Every entry must be given again exactly. Include no pictures.

Entries taken from a collection ::
————
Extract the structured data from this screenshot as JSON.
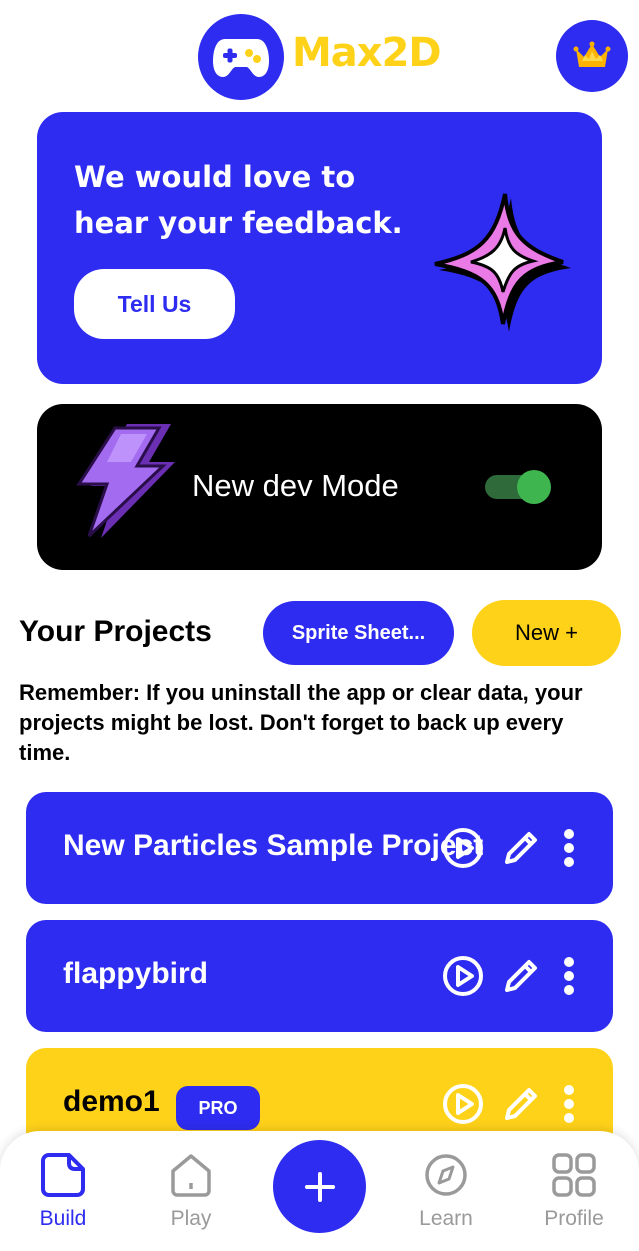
{
  "header": {
    "logo_text": "Max2D"
  },
  "feedback_card": {
    "title": "We would love to hear your feedback.",
    "button_label": "Tell Us"
  },
  "dev_mode": {
    "label": "New dev Mode",
    "enabled": true
  },
  "projects_section": {
    "title": "Your Projects",
    "sprite_sheet_button": "Sprite Sheet...",
    "new_button": "New +",
    "reminder": "Remember: If you uninstall the app or clear data, your projects might be lost. Don't forget to back up every time."
  },
  "projects": [
    {
      "name": "New Particles Sample Project",
      "color": "blue"
    },
    {
      "name": "flappybird",
      "color": "blue"
    },
    {
      "name": "demo1",
      "color": "yellow",
      "badge": "PRO"
    }
  ],
  "bottom_nav": {
    "items": [
      {
        "label": "Build",
        "icon": "build-icon",
        "active": true
      },
      {
        "label": "Play",
        "icon": "home-icon",
        "active": false
      },
      {
        "label": "Learn",
        "icon": "compass-icon",
        "active": false
      },
      {
        "label": "Profile",
        "icon": "grid-icon",
        "active": false
      }
    ],
    "fab_icon": "plus-icon"
  },
  "colors": {
    "primary_blue": "#2e2cf0",
    "accent_yellow": "#ffd21a",
    "toggle_green": "#3fb54f",
    "inactive_gray": "#9a9a9a"
  }
}
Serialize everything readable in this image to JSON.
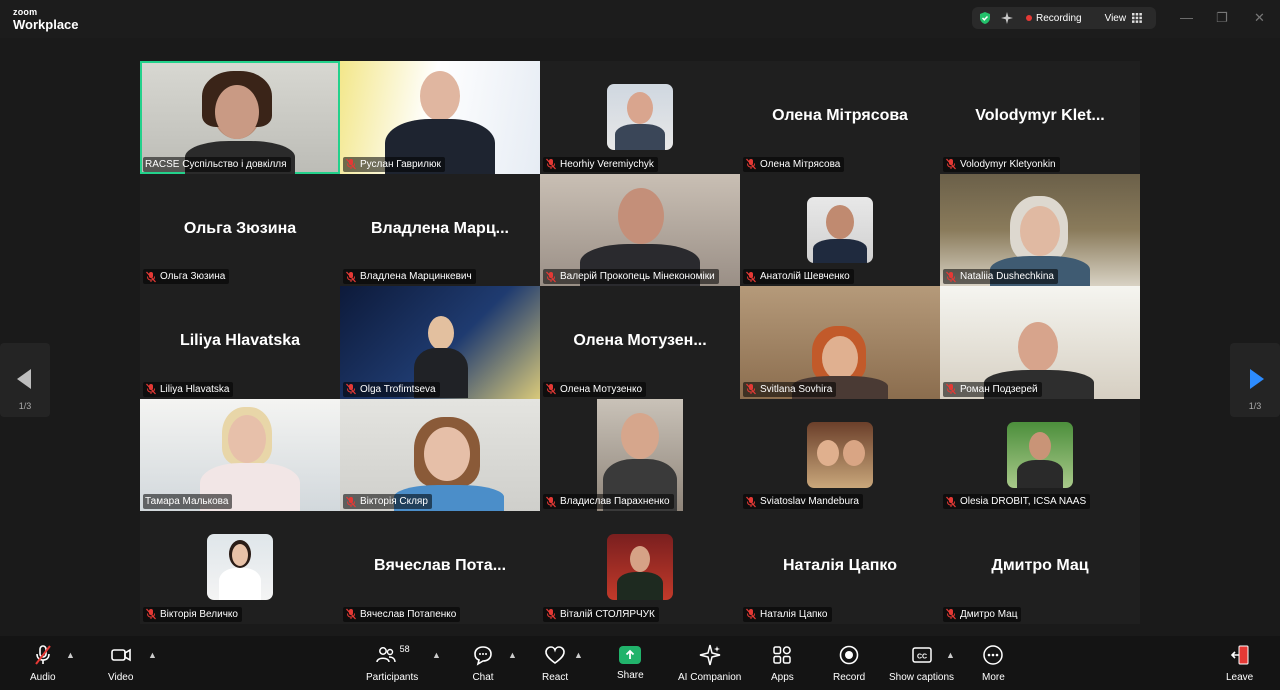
{
  "titlebar": {
    "brand_top": "zoom",
    "brand_bottom": "Workplace",
    "recording_label": "Recording",
    "view_label": "View"
  },
  "nav": {
    "left_page": "1/3",
    "right_page": "1/3"
  },
  "tiles": [
    {
      "display": "",
      "name": "RACSE Суспільство і довкілля",
      "muted": false
    },
    {
      "display": "",
      "name": "Руслан Гаврилюк",
      "muted": true
    },
    {
      "display": "",
      "name": "Heorhiy Veremiychyk",
      "muted": true
    },
    {
      "display": "Олена Мітрясова",
      "name": "Олена Мітрясова",
      "muted": true
    },
    {
      "display": "Volodymyr  Klet...",
      "name": "Volodymyr Kletyonkin",
      "muted": true
    },
    {
      "display": "Ольга Зюзина",
      "name": "Ольга Зюзина",
      "muted": true
    },
    {
      "display": "Владлена  Марц...",
      "name": "Владлена Марцинкевич",
      "muted": true
    },
    {
      "display": "",
      "name": "Валерій Прокопець Мінекономіки",
      "muted": true
    },
    {
      "display": "",
      "name": "Анатолій Шевченко",
      "muted": true
    },
    {
      "display": "",
      "name": "Nataliia Dushechkina",
      "muted": true
    },
    {
      "display": "Liliya Hlavatska",
      "name": "Liliya Hlavatska",
      "muted": true
    },
    {
      "display": "",
      "name": "Olga Trofimtseva",
      "muted": true
    },
    {
      "display": "Олена  Мотузен...",
      "name": "Олена Мотузенко",
      "muted": true
    },
    {
      "display": "",
      "name": "Svitlana Sovhira",
      "muted": true
    },
    {
      "display": "",
      "name": "Роман Подзерей",
      "muted": true
    },
    {
      "display": "",
      "name": "Тамара Малькова",
      "muted": false
    },
    {
      "display": "",
      "name": "Вікторія Скляр",
      "muted": true
    },
    {
      "display": "",
      "name": "Владислав Парахненко",
      "muted": true
    },
    {
      "display": "",
      "name": "Sviatoslav Mandebura",
      "muted": true
    },
    {
      "display": "",
      "name": "Olesia DROBIT, ICSA NAAS",
      "muted": true
    },
    {
      "display": "",
      "name": "Вікторія Величко",
      "muted": true
    },
    {
      "display": "Вячеслав  Пота...",
      "name": "Вячеслав Потапенко",
      "muted": true
    },
    {
      "display": "",
      "name": "Віталій СТОЛЯРЧУК",
      "muted": true
    },
    {
      "display": "Наталія Цапко",
      "name": "Наталія Цапко",
      "muted": true
    },
    {
      "display": "Дмитро Мац",
      "name": "Дмитро Мац",
      "muted": true
    }
  ],
  "toolbar": {
    "audio": "Audio",
    "video": "Video",
    "participants": "Participants",
    "participants_count": "58",
    "chat": "Chat",
    "react": "React",
    "share": "Share",
    "ai_companion": "AI Companion",
    "apps": "Apps",
    "record": "Record",
    "show_captions": "Show captions",
    "more": "More",
    "leave": "Leave"
  },
  "colors": {
    "accent": "#2d8cff",
    "active_speaker": "#23d18b",
    "share": "#21b36b",
    "mute_red": "#e53935",
    "leave": "#e53935"
  }
}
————
EXERCISE OUTPUT ::
Extract the structured data from this screenshot as JSON.
{
  "header": {
    "logo_text": "Max2D"
  },
  "feedback_card": {
    "title": "We would love to hear your feedback.",
    "button_label": "Tell Us"
  },
  "dev_mode": {
    "label": "New dev Mode",
    "enabled": true
  },
  "projects_section": {
    "title": "Your Projects",
    "sprite_sheet_button": "Sprite Sheet...",
    "new_button": "New +",
    "reminder": "Remember: If you uninstall the app or clear data, your projects might be lost. Don't forget to back up every time."
  },
  "projects": [
    {
      "name": "New Particles Sample Project",
      "color": "blue"
    },
    {
      "name": "flappybird",
      "color": "blue"
    },
    {
      "name": "demo1",
      "color": "yellow",
      "badge": "PRO"
    }
  ],
  "bottom_nav": {
    "items": [
      {
        "label": "Build",
        "icon": "build-icon",
        "active": true
      },
      {
        "label": "Play",
        "icon": "home-icon",
        "active": false
      },
      {
        "label": "Learn",
        "icon": "compass-icon",
        "active": false
      },
      {
        "label": "Profile",
        "icon": "grid-icon",
        "active": false
      }
    ],
    "fab_icon": "plus-icon"
  },
  "colors": {
    "primary_blue": "#2e2cf0",
    "accent_yellow": "#ffd21a",
    "toggle_green": "#3fb54f",
    "inactive_gray": "#9a9a9a"
  }
}
Serialize everything readable in this image to JSON.
{
  "titlebar": {
    "brand_top": "zoom",
    "brand_bottom": "Workplace",
    "recording_label": "Recording",
    "view_label": "View"
  },
  "nav": {
    "left_page": "1/3",
    "right_page": "1/3"
  },
  "tiles": [
    {
      "display": "",
      "name": "RACSE Суспільство і довкілля",
      "muted": false
    },
    {
      "display": "",
      "name": "Руслан Гаврилюк",
      "muted": true
    },
    {
      "display": "",
      "name": "Heorhiy Veremiychyk",
      "muted": true
    },
    {
      "display": "Олена Мітрясова",
      "name": "Олена Мітрясова",
      "muted": true
    },
    {
      "display": "Volodymyr  Klet...",
      "name": "Volodymyr Kletyonkin",
      "muted": true
    },
    {
      "display": "Ольга Зюзина",
      "name": "Ольга Зюзина",
      "muted": true
    },
    {
      "display": "Владлена  Марц...",
      "name": "Владлена Марцинкевич",
      "muted": true
    },
    {
      "display": "",
      "name": "Валерій Прокопець Мінекономіки",
      "muted": true
    },
    {
      "display": "",
      "name": "Анатолій Шевченко",
      "muted": true
    },
    {
      "display": "",
      "name": "Nataliia Dushechkina",
      "muted": true
    },
    {
      "display": "Liliya Hlavatska",
      "name": "Liliya Hlavatska",
      "muted": true
    },
    {
      "display": "",
      "name": "Olga Trofimtseva",
      "muted": true
    },
    {
      "display": "Олена  Мотузен...",
      "name": "Олена Мотузенко",
      "muted": true
    },
    {
      "display": "",
      "name": "Svitlana Sovhira",
      "muted": true
    },
    {
      "display": "",
      "name": "Роман Подзерей",
      "muted": true
    },
    {
      "display": "",
      "name": "Тамара Малькова",
      "muted": false
    },
    {
      "display": "",
      "name": "Вікторія Скляр",
      "muted": true
    },
    {
      "display": "",
      "name": "Владислав Парахненко",
      "muted": true
    },
    {
      "display": "",
      "name": "Sviatoslav Mandebura",
      "muted": true
    },
    {
      "display": "",
      "name": "Olesia DROBIT, ICSA NAAS",
      "muted": true
    },
    {
      "display": "",
      "name": "Вікторія Величко",
      "muted": true
    },
    {
      "display": "Вячеслав  Пота...",
      "name": "Вячеслав Потапенко",
      "muted": true
    },
    {
      "display": "",
      "name": "Віталій СТОЛЯРЧУК",
      "muted": true
    },
    {
      "display": "Наталія Цапко",
      "name": "Наталія Цапко",
      "muted": true
    },
    {
      "display": "Дмитро Мац",
      "name": "Дмитро Мац",
      "muted": true
    }
  ],
  "toolbar": {
    "audio": "Audio",
    "video": "Video",
    "participants": "Participants",
    "participants_count": "58",
    "chat": "Chat",
    "react": "React",
    "share": "Share",
    "ai_companion": "AI Companion",
    "apps": "Apps",
    "record": "Record",
    "show_captions": "Show captions",
    "more": "More",
    "leave": "Leave"
  },
  "colors": {
    "accent": "#2d8cff",
    "active_speaker": "#23d18b",
    "share": "#21b36b",
    "mute_red": "#e53935",
    "leave": "#e53935"
  }
}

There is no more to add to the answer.